[[ Given records open ]]

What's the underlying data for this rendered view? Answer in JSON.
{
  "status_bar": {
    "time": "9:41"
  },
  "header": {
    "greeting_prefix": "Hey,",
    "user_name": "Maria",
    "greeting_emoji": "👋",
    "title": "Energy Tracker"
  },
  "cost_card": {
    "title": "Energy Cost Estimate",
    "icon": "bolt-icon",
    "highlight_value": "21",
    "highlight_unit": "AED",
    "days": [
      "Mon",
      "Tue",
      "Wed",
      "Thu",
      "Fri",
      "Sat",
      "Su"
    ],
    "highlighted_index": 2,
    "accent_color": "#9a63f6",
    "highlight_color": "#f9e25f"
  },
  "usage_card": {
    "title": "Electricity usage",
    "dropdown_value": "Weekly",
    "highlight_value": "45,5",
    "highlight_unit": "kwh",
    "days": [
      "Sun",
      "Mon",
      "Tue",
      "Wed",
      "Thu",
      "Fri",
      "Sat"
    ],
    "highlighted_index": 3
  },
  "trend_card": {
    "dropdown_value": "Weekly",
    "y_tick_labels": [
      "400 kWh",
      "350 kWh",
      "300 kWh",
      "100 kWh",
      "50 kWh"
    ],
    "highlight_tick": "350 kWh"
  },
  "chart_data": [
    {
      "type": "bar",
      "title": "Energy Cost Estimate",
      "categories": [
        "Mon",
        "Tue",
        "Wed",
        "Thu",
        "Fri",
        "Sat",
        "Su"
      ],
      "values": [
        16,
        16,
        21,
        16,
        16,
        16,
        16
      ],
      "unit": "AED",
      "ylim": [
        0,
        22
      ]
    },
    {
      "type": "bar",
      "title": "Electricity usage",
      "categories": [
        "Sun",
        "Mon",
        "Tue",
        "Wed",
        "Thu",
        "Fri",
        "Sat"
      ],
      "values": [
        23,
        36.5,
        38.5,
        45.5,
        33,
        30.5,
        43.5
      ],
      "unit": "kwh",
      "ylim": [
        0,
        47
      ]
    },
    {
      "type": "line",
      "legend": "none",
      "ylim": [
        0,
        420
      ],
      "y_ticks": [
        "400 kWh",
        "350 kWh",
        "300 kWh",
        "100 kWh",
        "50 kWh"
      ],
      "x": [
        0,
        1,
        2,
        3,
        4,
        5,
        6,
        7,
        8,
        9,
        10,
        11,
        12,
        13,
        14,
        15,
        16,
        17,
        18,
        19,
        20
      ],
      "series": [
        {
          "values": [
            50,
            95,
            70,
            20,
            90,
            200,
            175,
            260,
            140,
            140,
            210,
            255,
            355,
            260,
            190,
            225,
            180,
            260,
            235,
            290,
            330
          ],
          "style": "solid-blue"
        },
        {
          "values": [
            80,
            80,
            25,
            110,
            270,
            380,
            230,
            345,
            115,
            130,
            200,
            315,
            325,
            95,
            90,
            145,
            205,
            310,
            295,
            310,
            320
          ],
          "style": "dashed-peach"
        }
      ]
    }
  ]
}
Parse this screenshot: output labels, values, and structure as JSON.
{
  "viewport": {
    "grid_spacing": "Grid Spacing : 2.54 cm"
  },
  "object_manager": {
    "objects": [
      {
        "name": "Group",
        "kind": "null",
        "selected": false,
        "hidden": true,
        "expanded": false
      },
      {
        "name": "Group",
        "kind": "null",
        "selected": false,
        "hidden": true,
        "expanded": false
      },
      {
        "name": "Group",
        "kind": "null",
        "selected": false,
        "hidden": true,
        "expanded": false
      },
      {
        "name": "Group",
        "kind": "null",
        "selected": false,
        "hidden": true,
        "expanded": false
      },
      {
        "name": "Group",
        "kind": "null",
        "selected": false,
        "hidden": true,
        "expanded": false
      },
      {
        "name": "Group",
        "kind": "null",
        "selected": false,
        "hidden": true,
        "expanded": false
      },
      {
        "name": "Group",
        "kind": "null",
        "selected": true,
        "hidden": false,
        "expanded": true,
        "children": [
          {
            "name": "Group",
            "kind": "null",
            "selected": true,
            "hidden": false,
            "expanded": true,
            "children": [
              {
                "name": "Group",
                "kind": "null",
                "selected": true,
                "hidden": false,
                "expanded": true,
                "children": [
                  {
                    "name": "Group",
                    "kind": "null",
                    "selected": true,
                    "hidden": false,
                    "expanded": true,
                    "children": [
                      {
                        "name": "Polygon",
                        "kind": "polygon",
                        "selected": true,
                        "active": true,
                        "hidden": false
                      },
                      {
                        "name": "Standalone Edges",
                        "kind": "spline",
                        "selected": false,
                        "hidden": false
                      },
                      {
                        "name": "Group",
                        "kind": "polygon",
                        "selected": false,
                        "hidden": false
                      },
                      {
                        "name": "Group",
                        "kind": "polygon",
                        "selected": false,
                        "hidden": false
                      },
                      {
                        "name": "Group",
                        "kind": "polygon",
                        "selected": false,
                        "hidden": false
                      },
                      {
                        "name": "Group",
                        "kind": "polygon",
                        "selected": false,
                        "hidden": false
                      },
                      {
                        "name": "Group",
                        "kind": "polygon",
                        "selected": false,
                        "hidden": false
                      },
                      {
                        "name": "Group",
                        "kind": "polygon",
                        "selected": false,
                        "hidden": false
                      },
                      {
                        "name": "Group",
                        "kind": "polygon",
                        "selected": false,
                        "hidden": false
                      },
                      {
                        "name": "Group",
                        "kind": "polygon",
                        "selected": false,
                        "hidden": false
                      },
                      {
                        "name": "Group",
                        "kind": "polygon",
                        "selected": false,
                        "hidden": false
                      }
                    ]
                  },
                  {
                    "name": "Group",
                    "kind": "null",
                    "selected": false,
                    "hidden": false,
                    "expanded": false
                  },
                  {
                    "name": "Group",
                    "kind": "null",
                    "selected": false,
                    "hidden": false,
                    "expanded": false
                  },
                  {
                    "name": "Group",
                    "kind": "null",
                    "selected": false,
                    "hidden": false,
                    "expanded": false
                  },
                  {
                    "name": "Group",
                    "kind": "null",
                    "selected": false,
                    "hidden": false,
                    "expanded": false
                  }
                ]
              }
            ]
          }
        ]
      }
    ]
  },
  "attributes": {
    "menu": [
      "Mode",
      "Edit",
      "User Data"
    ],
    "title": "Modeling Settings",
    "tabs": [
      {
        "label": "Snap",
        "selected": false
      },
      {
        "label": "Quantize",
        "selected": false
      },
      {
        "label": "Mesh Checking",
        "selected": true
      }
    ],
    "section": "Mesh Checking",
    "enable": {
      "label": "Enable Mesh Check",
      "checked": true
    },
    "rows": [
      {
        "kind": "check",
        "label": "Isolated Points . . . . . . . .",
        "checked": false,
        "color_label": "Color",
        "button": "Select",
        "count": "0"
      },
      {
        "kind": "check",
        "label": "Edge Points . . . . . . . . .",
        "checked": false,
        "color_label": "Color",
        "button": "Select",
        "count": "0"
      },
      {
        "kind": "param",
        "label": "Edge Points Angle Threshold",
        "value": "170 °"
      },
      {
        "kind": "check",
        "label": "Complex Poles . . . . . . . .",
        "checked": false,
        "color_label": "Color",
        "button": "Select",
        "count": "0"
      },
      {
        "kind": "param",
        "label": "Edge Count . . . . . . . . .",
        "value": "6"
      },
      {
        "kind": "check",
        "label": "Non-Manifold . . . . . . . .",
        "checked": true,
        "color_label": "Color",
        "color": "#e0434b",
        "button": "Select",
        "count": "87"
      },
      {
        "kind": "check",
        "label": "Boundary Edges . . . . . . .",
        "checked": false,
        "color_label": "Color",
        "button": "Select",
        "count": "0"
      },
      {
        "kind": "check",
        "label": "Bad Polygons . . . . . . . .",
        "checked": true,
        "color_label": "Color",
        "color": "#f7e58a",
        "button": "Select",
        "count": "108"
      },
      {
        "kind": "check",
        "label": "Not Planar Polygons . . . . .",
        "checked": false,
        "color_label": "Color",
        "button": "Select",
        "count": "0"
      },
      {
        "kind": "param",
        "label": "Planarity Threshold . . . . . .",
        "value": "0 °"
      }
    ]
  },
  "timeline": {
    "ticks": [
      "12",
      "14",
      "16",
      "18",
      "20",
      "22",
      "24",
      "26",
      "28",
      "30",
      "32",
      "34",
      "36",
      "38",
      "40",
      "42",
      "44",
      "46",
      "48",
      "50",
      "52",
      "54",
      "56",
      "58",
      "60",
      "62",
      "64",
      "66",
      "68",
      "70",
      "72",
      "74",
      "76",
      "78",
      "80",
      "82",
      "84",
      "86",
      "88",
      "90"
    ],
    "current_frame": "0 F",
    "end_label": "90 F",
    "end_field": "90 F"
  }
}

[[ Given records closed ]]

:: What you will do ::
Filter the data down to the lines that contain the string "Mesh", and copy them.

:: Your solution ::
        "label": "Mesh Checking",
    "section": "Mesh Checking",
      "label": "Enable Mesh Check",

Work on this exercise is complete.